Women who are trying to get pregnant often find it difficult to determine their fertility windows. Tracking basal body temperature (BBT) is a common method of predicting ovulation. The traditional way to track cycles by taking the woman’s temperature when she first arises gives a single daily data point that can easily be thrown off by other factors. We have looked in the past at Prima-Temp’s Bloom internal sensor,  the Ava wristband fertility tracker, and a study published in Nature based on heart rates to detect fertility.

Yono Labs has introduced YONO, a non-invasive in-ear device that collects hundreds of temperature data points throughout the night. YONO consists of a single, small, silicon-encased earbud designed to be worn all night, a small bedside base station, and a mobile app. No data is transmitted while the woman is sleeping, but upon awakening, the earpiece is placed in the base station. The data is then transmitted to an associated mobile device via Bluetooth. YONO’s AI app has machine learning algorithms that plot monthly fertility charts to predict ovulation. Users can enter other information and physical symptoms to learn about hormonal health during menstrual cycles. According to the company, YONO is useful for natural family planning, cycle tracking, and early pregnancy monitoring as well as predicting fertility windows. For example, if during the first weeks or months of pregnancy the woman’s BBT is low, she should see her doctor.
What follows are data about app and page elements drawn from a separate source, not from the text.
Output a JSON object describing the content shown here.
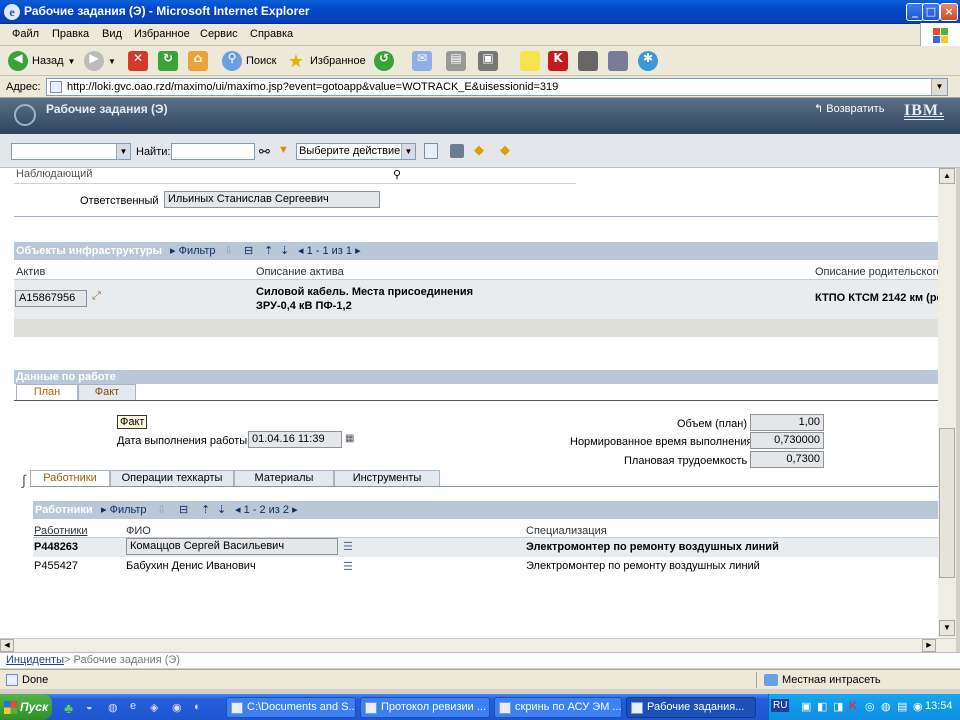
{
  "window": {
    "title": "Рабочие задания (Э) - Microsoft Internet Explorer"
  },
  "menu": [
    "Файл",
    "Правка",
    "Вид",
    "Избранное",
    "Сервис",
    "Справка"
  ],
  "toolbar": {
    "back": "Назад",
    "search": "Поиск",
    "favorites": "Избранное"
  },
  "address": {
    "label": "Адрес:",
    "url": "http://loki.gvc.oao.rzd/maximo/ui/maximo.jsp?event=gotoapp&value=WOTRACK_E&uisessionid=319"
  },
  "app": {
    "name": "Рабочие задания (Э)",
    "return": "Возвратить",
    "brand": "IBM."
  },
  "apptoolbar": {
    "find_label": "Найти:",
    "action_select": "Выберите действие"
  },
  "form": {
    "observer_label": "Наблюдающий",
    "responsible_label": "Ответственный",
    "responsible_value": "Ильиных Станислав Сергеевич"
  },
  "assets": {
    "title": "Объекты инфраструктуры",
    "filter": "Фильтр",
    "pager": "1 - 1 из 1",
    "columns": [
      "Актив",
      "Описание актива",
      "Описание родительского"
    ],
    "rows": [
      {
        "asset": "A15867956",
        "desc1": "Силовой кабель. Места присоединения",
        "desc2": "ЗРУ-0,4 кВ ПФ-1,2",
        "parent": "КТПО КТСМ 2142 км (ре"
      }
    ]
  },
  "work": {
    "title": "Данные по работе",
    "tabs": [
      "План",
      "Факт"
    ],
    "fact_label": "Факт",
    "date_label": "Дата выполнения работы",
    "date_value": "01.04.16 11:39",
    "volume_label": "Объем (план)",
    "volume_value": "1,00",
    "norm_label": "Нормированное время выполнения",
    "norm_value": "0,730000",
    "labor_label": "Плановая трудоемкость",
    "labor_value": "0,7300"
  },
  "subtabs": [
    "Работники",
    "Операции техкарты",
    "Материалы",
    "Инструменты"
  ],
  "workers": {
    "title": "Работники",
    "filter": "Фильтр",
    "pager": "1 - 2 из 2",
    "columns": [
      "Работники",
      "ФИО",
      "Специализация"
    ],
    "rows": [
      {
        "id": "P448263",
        "name": "Комаццов Сергей Васильевич",
        "spec": "Электромонтер по ремонту воздушных линий"
      },
      {
        "id": "P455427",
        "name": "Бабухин Денис Иванович",
        "spec": "Электромонтер по ремонту воздушных линий"
      }
    ]
  },
  "breadcrumb": {
    "link": "Инциденты",
    "current": "> Рабочие задания (Э)"
  },
  "status": {
    "left": "Done",
    "zone": "Местная интрасеть"
  },
  "taskbar": {
    "start": "Пуск",
    "tasks": [
      "C:\\Documents and S...",
      "Протокол ревизии ...",
      "скринь по АСУ ЭМ ...",
      "Рабочие задания..."
    ],
    "lang": "RU",
    "clock": "13:54"
  },
  "colors": {
    "section": "#b9c7d8",
    "header": "#2f445e",
    "taskbar": "#245edb"
  }
}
With standard BBT temperature measurement, women have to wake up at the same time each day and stay stationary in bed, all to get one data point. The advantages of YONO are that you can wake up anytime and immediately get up and start your day, plus have more than 100 data points. According to Yono Labs, ear temperature readings are the most accurate. As wearable health tech devices mature, accuracy, comfort, and minimal user action requirements will be increasingly important.